I love seeing that parents I know are attentive, realistic and let their kids make choices so they can learn from them. Anyone of these pieces of advice could easily be one of the best pieces of parenting advice I’ve ever received. In fact, I may steal them…I mean recycle.

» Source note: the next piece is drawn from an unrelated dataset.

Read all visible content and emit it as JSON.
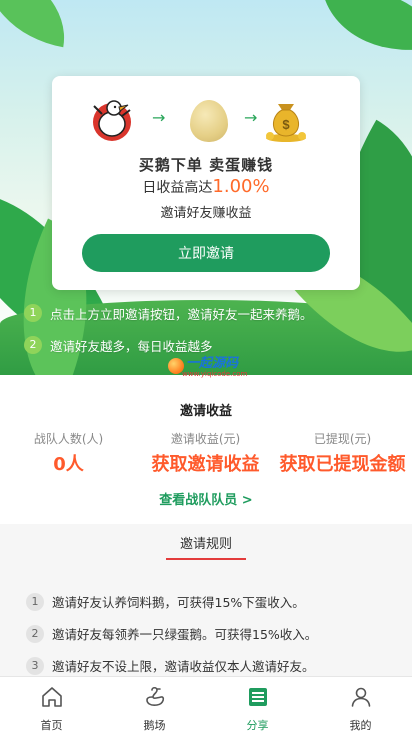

For my family the best parenting advice I ever received was, “Enjoy your kids where they are at.” When I first got this advice during my wife’s pregnancy it really did not make a lot of sense to me. Then my little baby girl began to grow, become more independent, became at times purposely defiant, basically she changed. I don’t sing to her the same songs now that I did when she was two. And, I’m never going to get that back, no matter how I try. At this point I have pictures, videos and at time hazy memories but that little girl is never coming back. She will never need me to carry her around, she will never coo at the simplest things again, she will never again be completely dependent on her mother and me. Luckily, since I was given this piece of advice, I made sure to enjoy my little girl as a newborn, age 2, age 5, today and hopefully tomorrow.
When our second child came, we were really aware of enjoy them where they are at. But will still have to remind ourselves to follow this advice. With a second child and knowing what is to come, often we project him to where he will be and not where he is at. Sometimes I ask, how much easier will life without (cups, diapers, strollers and etc) be? In the end, I have to remember to not run past one time of his life into the next. I need to enjoy him where he is at. Today is not going to get a repeat in the future.
In 1965, the band The Byrds reminded us of the fact that things change in their song “Turn, Turn, Turn” and that there is a season for all things. Or actually, this advice can be found in the book of Ecclesiastes in the Bible. “The teacher, son of David, king in Jerusalem,” in this wisdom book doesn’t mince words and brings forth some hard realities. The fact that things change is somewhat the teacher makes very clear.
“There is a time for everything,
and a season for every activity under heaven:
a time to be born and a time to die,
a time to plant and a time to uproot,
a time to kill and a time to heal,
a time to tear down and a time to build,
a time to weep and a time to laugh,
a time to mourn and a time to dance,
a time to scatter stones and a time to gather them,
a time to embrace and a time to refrain,
a time to search and a time to give up,
a time to keep and a time to throw away,
a time to tear and a time to mend,
a time to be silent and a time to speak,
a time to love and a time to hate,
a time for war and a time for peace (NIV, Ecc 3:1-8)”.
Please allow me to rephrase the teacher for today’s parents.
There is a time for diapers and a time for undies.
There is a time for bottles and a time for silverware.
There is a time for dependence and a time for independence.
There is a time for VeggieTales and a time for Star Wars (disclaimer, it is possible to make these occur in the same season.)
There is a time for every stage of your child’s development from birth until they move out.
So, make sure to enjoy them where they are at. Tasks and errands will probably wait, your kids will not.